At LUCSUS, we carry out research on frontiers in sustainability that have direct links with biodiversity because we know that the world is ultimately a huge social-ecological system, and in order to tackle the sustainability challenge swe face and transition towards a society that will be more sustainable, equitable and in line with ecological limits, we cannot study individual sustainability questions in isolation. In May 2019, the UN Intergovernmental Platform on Biodiversity and Ecosystem Services (IPBES) published a global assessment on the state of nature, ecosystems and nature's contributions to people.

Link to the report "Assessing the state of knowledge on biodiversity and nature’s contributions to people in support of sustainable development"

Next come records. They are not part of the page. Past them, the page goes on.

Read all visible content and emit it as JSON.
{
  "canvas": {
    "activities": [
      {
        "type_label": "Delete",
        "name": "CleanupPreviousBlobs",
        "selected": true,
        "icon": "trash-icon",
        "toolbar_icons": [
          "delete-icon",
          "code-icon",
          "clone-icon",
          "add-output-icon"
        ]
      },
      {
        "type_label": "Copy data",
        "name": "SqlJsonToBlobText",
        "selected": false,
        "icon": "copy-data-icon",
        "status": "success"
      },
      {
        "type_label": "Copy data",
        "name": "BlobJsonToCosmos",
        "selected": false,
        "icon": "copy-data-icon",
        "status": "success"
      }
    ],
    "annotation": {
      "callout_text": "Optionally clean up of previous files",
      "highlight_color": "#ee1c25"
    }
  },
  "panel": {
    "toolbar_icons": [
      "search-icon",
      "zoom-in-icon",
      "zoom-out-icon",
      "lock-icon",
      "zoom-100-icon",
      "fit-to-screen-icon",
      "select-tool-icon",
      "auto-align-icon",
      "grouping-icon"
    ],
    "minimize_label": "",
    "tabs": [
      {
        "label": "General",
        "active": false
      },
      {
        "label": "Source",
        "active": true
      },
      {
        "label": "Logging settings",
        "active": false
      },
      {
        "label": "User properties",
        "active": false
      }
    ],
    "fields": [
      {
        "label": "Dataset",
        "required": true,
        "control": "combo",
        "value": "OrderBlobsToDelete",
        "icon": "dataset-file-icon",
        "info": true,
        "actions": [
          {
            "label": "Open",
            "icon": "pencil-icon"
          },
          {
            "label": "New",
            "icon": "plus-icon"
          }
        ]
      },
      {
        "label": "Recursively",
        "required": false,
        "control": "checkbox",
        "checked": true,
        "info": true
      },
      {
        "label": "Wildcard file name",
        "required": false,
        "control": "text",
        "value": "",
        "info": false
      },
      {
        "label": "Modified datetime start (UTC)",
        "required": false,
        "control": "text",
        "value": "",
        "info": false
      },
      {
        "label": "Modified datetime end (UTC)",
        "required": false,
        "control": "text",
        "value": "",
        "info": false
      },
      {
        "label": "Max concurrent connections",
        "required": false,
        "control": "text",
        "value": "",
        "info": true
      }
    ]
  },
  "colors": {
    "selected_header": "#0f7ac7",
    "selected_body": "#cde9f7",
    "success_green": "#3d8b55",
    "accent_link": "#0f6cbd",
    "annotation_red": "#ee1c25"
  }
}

The report highlights that  in order to better understand and, more importantly, to address the main causes for biodiversity loss we need to understand the indirect drivers found in the historical and complex interlinkages of demographic and economic development. Key drivers include increased population; rising consumption per capita; fast paced technological innovation with its positive and negative effects on the natural environment; and critical issues related to governance and accountability of policy-makers, governments and the private sector (IPBES 2019). The report emphasizes that only through ‘transformative change’, nature can still be conserved, restored, and used sustainably. Recognizing this and implementing these transformative changes in political decisions and governance at global, national and local levels, and in economic management and individual behavior is crucial in order to achieve the other global sustainable development goals.

The research we carry out at LUCSUS are important for this transformative change.

Read more about LUCSUS' research on biodiversity and comments on the IPBES global assessment report


Research projects at LUCSUS


Silent Forests – Defaunation as the missing piece in forest governance

NATURVATION – NATure-based Urban innoVATION


Page Manager:

P.O. Box 170, SE-221 00 Lund, Sweden
Phone: +46(0)46- 222 80 81
info [at] lucsus [dot] lu [dot] se